QWhat kinds of arrays do you print?
AWe print mouse and human high-density arrays using Research Genetics clone sets as well as an NIA (National Institute on Aging) clone set for mouse. We also do yeast full-genome arrays and oligo-based arrays for Helicobacter pylori.
QWhat’s the biggest bottleneck in the arraying process?
AIn our process it’s verifying gene content. We use a ton of cDNA arrays, and there’s always the concern that what you are spotting down is not what you think it is.
QHave you developed any special arraying protocols or tricks to deal with these bottlenecks?
AYes, we have optimized print buffers to eliminate evaporative loss. We’ve found that the printing buffer can make a huge difference. With a print buffer that performs very well, the next step in the process, slide chemistry, became less important. We could use an inexpensive and easy-to-come-by chemical, polylysine.
QIf prefabricated arrays were to come down in price, would you use them?

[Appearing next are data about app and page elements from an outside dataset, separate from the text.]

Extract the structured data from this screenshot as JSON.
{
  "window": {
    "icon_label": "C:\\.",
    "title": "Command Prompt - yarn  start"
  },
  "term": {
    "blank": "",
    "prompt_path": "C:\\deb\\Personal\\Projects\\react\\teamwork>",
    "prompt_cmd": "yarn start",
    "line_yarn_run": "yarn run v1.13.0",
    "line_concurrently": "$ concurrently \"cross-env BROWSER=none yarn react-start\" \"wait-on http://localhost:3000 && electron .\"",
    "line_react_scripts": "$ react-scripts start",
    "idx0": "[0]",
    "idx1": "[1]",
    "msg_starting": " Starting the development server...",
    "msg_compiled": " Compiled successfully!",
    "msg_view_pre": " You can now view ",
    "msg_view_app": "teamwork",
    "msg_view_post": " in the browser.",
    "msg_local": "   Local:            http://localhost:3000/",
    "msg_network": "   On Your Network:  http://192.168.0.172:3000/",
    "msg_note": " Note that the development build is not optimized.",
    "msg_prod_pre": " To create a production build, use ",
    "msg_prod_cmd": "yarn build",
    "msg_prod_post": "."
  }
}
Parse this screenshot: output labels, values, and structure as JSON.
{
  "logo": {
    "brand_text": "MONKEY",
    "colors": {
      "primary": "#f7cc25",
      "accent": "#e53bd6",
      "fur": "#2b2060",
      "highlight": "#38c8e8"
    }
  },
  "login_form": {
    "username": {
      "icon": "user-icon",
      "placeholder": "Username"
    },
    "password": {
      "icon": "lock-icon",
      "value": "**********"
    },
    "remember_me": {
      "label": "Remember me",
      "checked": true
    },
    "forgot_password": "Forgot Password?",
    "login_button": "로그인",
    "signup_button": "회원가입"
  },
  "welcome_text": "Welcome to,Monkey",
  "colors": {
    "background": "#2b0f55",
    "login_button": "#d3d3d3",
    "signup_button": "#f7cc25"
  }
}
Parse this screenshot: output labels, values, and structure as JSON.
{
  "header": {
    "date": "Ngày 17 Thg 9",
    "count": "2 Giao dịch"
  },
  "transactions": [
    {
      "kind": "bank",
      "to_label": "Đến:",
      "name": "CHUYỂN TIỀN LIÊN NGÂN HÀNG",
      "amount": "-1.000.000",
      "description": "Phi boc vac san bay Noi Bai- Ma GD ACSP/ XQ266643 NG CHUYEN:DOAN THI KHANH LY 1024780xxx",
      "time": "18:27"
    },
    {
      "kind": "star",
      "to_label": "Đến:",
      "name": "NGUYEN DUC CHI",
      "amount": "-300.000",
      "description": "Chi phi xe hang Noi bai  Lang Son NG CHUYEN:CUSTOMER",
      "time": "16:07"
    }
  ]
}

AWe would switch to a prefabricated array with an open-source platform where there is really no question as to what the sequences are. For example, Affymetrix has not released the specific sequences that make up the oligos. With the Incyte arrays, you have to have access to an additional private database to have access to the sequences. These [restrictions] limit the usefulness of the arrays and limit the creativity of a researcher and how they analyze the data.